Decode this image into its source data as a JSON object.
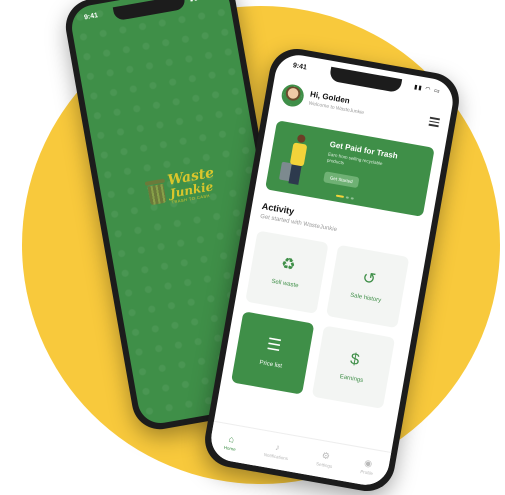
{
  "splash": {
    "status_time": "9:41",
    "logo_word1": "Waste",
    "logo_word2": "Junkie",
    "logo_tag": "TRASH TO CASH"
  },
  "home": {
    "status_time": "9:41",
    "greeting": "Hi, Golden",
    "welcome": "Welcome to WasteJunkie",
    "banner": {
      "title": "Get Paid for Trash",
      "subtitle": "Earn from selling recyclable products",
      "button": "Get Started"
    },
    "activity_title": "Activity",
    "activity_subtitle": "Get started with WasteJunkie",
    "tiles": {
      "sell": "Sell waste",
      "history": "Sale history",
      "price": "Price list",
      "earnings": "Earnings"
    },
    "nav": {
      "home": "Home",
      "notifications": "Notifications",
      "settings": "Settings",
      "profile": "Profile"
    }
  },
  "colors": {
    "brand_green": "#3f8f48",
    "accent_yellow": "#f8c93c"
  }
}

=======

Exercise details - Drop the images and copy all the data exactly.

Response -
Decode this image into its source data as a JSON object.
{
  "splash": {
    "status_time": "9:41",
    "logo_word1": "Waste",
    "logo_word2": "Junkie",
    "logo_tag": "TRASH TO CASH"
  },
  "home": {
    "status_time": "9:41",
    "greeting": "Hi, Golden",
    "welcome": "Welcome to WasteJunkie",
    "banner": {
      "title": "Get Paid for Trash",
      "subtitle": "Earn from selling recyclable products",
      "button": "Get Started"
    },
    "activity_title": "Activity",
    "activity_subtitle": "Get started with WasteJunkie",
    "tiles": {
      "sell": "Sell waste",
      "history": "Sale history",
      "price": "Price list",
      "earnings": "Earnings"
    },
    "nav": {
      "home": "Home",
      "notifications": "Notifications",
      "settings": "Settings",
      "profile": "Profile"
    }
  },
  "colors": {
    "brand_green": "#3f8f48",
    "accent_yellow": "#f8c93c"
  }
}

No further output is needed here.